In this instance, I’d say, with Lawrence, that the moral scheme is certainly restrictive, but that’s what makes it a successful novella. The secondary characters that could test the ‘character’ of the main character in different ways, to help us see them in the round, are simply not there – as, for instance, they are for Raskolnikov in Crime and Punishment. The daughter dies before she can complicate Velchaninov’s life. Though her existence, and her death, are quite sufficient for him to beat himself up about it, he doesn’t have to act towards her, only towards Pavel Pavlovitch with regards to what she represents.

Equally, the absence of one corner of this love triangle – the woman, Natalya – is an authorial decision that feels non-novelistic, novella-ish. It’s not that Natalya is a blank, but that she is there, or was there, only in order to facilitate the real meat of the narrative, which is of course the relationship between the two men.

This lover/cuckold dyad is explored relentlessly, humorously, revealingly, and could sit alongside Harold Pinter’s play Betrayal as an exploration of the particular breed of male sexual rivalry that hovers between the co-dependent and the homoerotic. It’s interesting that in discussion of female cuckoldry – in literature and outside it – there is a whole ongoing discussion about ‘sisterhood’, about whether the betrayal of feminist principles inherent in sleeping with another woman’s husband is worse than the betrayal of marriage inherent in cheating on your wife or husband. No one talks about ‘brotherhood’ in the same vein, and yet that’s what Dostoevsky’s novella is all about.

The two men are bound together by their shared or unshared secret – which piece of knowledge vibrates through the narrative like Schrodinger’s cat. Velchaninov condemns himself to torment because he hasn’t the courage to open the damn box and see if the cat is alive or dead (i.e. to tell Pavel Pavlovitch, “I was fucking your wife.”). The not-knowing is torture, but one can become accustomed to torture, if one submits to it in private.

Meanwhile Pavel Pavlovitch clings to his possible nemesis – abasing himself before him, confessing that he knows his wife was unfaithful with another man, and always seemingly pulling back at the moment of outright accusing the man he professes at times to admire, at others to love.

As I said, it does develop, in a couple of hops and leaps, but nothing is made to dilute or interrupt the overarching moral scheme – that a cuckolder, whose crime it is to go behind a man’s back, is punished by being left face to face with the man he betrayed, and without even the satisfaction of open condemnation.

I stand by the idea that The Eternal Husband is a useful example in the taxonomy of the novella.
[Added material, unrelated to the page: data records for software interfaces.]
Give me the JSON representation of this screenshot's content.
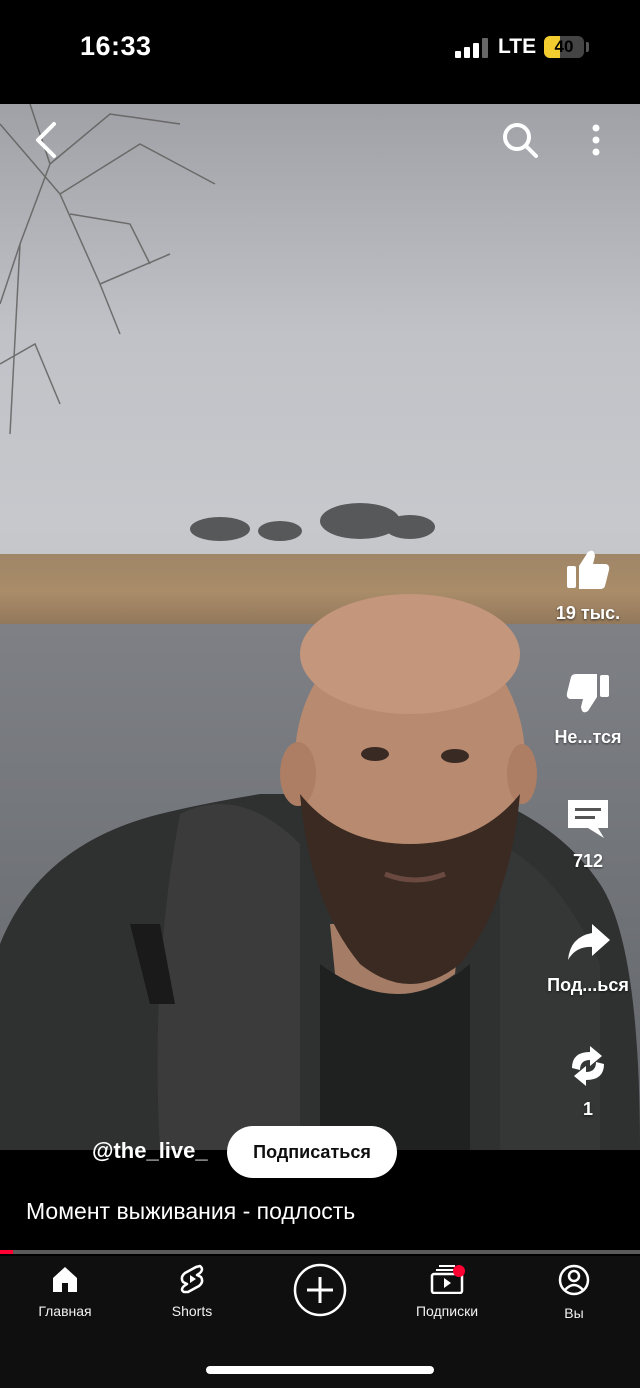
{
  "status_bar": {
    "time": "16:33",
    "network": "LTE",
    "battery_level": "40",
    "battery_fraction": 0.4,
    "signal_bars_active": 3,
    "signal_bars_total": 4
  },
  "top_bar": {
    "back_icon": "chevron-left-icon",
    "search_icon": "search-icon",
    "more_icon": "more-vertical-icon"
  },
  "actions": {
    "like": {
      "icon": "thumbs-up-icon",
      "label": "19 тыс."
    },
    "dislike": {
      "icon": "thumbs-down-icon",
      "label": "Не...тся"
    },
    "comments": {
      "icon": "comment-icon",
      "label": "712"
    },
    "share": {
      "icon": "share-icon",
      "label": "Под...ься"
    },
    "remix": {
      "icon": "remix-icon",
      "label": "1"
    }
  },
  "video_info": {
    "channel": "@the_live_",
    "subscribe_label": "Подписаться",
    "title": "Момент выживания - подлость"
  },
  "progress": {
    "played_fraction": 0.02,
    "played_color": "#ff0033"
  },
  "bottom_nav": {
    "items": [
      {
        "icon": "home-icon",
        "label": "Главная"
      },
      {
        "icon": "shorts-icon",
        "label": "Shorts"
      },
      {
        "icon": "create-plus-icon",
        "label": ""
      },
      {
        "icon": "subscriptions-icon",
        "label": "Подписки"
      },
      {
        "icon": "account-icon",
        "label": "Вы"
      }
    ]
  }
}
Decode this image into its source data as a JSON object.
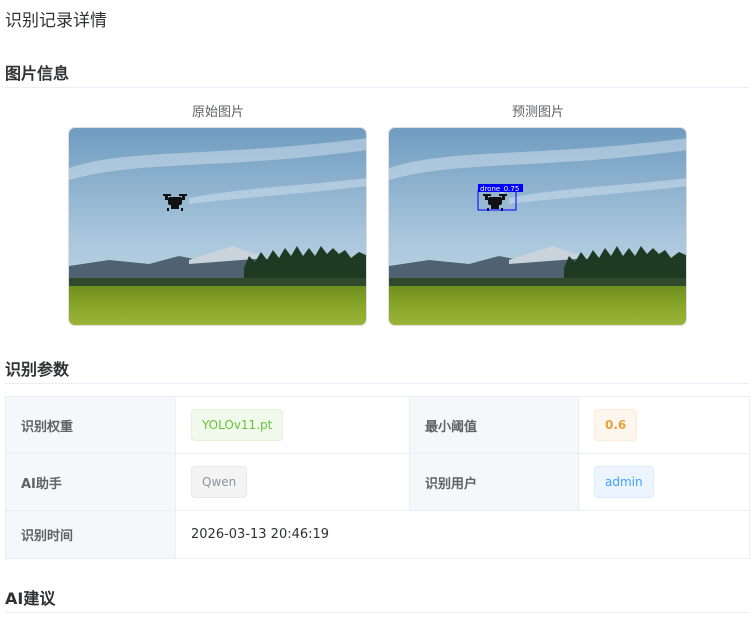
{
  "page": {
    "title": "识别记录详情"
  },
  "sections": {
    "image_info": "图片信息",
    "params": "识别参数",
    "ai_advice": "AI建议"
  },
  "images": {
    "original_caption": "原始图片",
    "predicted_caption": "预测图片",
    "detection_label": "drone_0.75"
  },
  "params": {
    "weight_label": "识别权重",
    "weight_value": "YOLOv11.pt",
    "threshold_label": "最小阈值",
    "threshold_value": "0.6",
    "assistant_label": "AI助手",
    "assistant_value": "Qwen",
    "user_label": "识别用户",
    "user_value": "admin",
    "time_label": "识别时间",
    "time_value": "2026-03-13 20:46:19"
  },
  "colors": {
    "tag_green": "#67c23a",
    "tag_orange": "#e6a23c",
    "tag_gray": "#909399",
    "tag_blue": "#409eff",
    "detection_box": "#0000ff"
  }
}
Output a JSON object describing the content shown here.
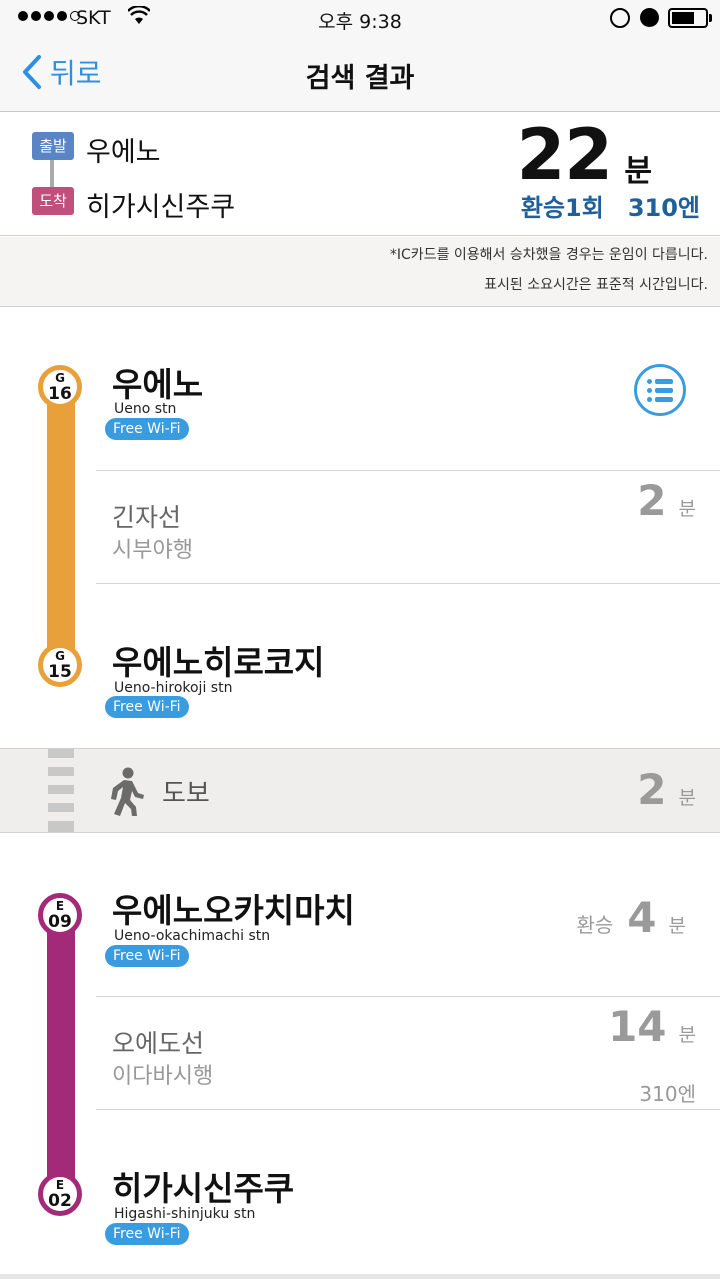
{
  "status_bar": {
    "carrier": "SKT",
    "time": "오후 9:38"
  },
  "nav": {
    "back_label": "뒤로",
    "title": "검색 결과"
  },
  "summary": {
    "departure_tag": "출발",
    "departure": "우에노",
    "arrival_tag": "도착",
    "arrival": "히가시신주쿠",
    "total_minutes": "22",
    "minutes_unit": "분",
    "transfers": "환승1회",
    "fare": "310엔"
  },
  "notes": [
    "*IC카드를 이용해서 승차했을 경우는 운임이 다릅니다.",
    "표시된 소요시간은 표준적 시간입니다."
  ],
  "segments": {
    "leg1": {
      "from": {
        "code_letter": "G",
        "code_no": "16",
        "name": "우에노",
        "name_en": "Ueno stn",
        "wifi": "Free Wi-Fi"
      },
      "line": {
        "name": "긴자선",
        "direction": "시부야행",
        "minutes": "2",
        "unit": "분"
      },
      "to": {
        "code_letter": "G",
        "code_no": "15",
        "name": "우에노히로코지",
        "name_en": "Ueno-hirokoji stn",
        "wifi": "Free Wi-Fi"
      },
      "color": "#e8a03a"
    },
    "walk": {
      "label": "도보",
      "minutes": "2",
      "unit": "분"
    },
    "leg2": {
      "from": {
        "code_letter": "E",
        "code_no": "09",
        "name": "우에노오카치마치",
        "name_en": "Ueno-okachimachi stn",
        "wifi": "Free Wi-Fi",
        "transfer_label": "환승",
        "transfer_minutes": "4",
        "unit": "분"
      },
      "line": {
        "name": "오에도선",
        "direction": "이다바시행",
        "minutes": "14",
        "unit": "분",
        "fare": "310엔"
      },
      "to": {
        "code_letter": "E",
        "code_no": "02",
        "name": "히가시신주쿠",
        "name_en": "Higashi-shinjuku stn",
        "wifi": "Free Wi-Fi"
      },
      "color": "#a32a78"
    }
  },
  "icons": {
    "back": "chevron-left-icon",
    "timetable": "list-icon",
    "walk": "walking-person-icon",
    "wifi": "wifi-icon",
    "rotation_lock": "rotation-lock-icon",
    "alarm": "alarm-icon",
    "battery": "battery-icon"
  },
  "colors": {
    "accent": "#2f8fe0",
    "ginza_line": "#e8a03a",
    "oedo_line": "#a32a78",
    "departure_tag": "#5b84c4",
    "arrival_tag": "#c04f7c",
    "wifi_badge": "#3a9ce0"
  }
}
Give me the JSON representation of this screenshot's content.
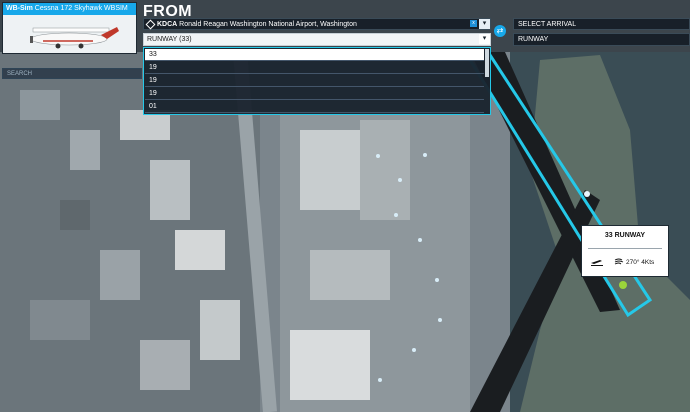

It is, in a way, a novel with blinkers on, prevented by its own compulsions from seeing the wider picture. If the novel form is always tending towards Henry James’s “large, loose, baggy monsters” – and all in the good cause of trying to fit into its pages in as much of life as is humanly possible – then the novella is a monster of a different kind: as slim and trim and fixed of purpose as the vampire, fetishistic in its monomania and greedy for one thing in life, and from life, only.

Jonathan Gibbs is the author of Randall, or The Painted Grape, published by Galley Beggar Press, and lectures in Creative and Professional Writing at St Mary’s University, Twickenham. He tweets as @Tiny_Camels and blogs at Tiny Camels.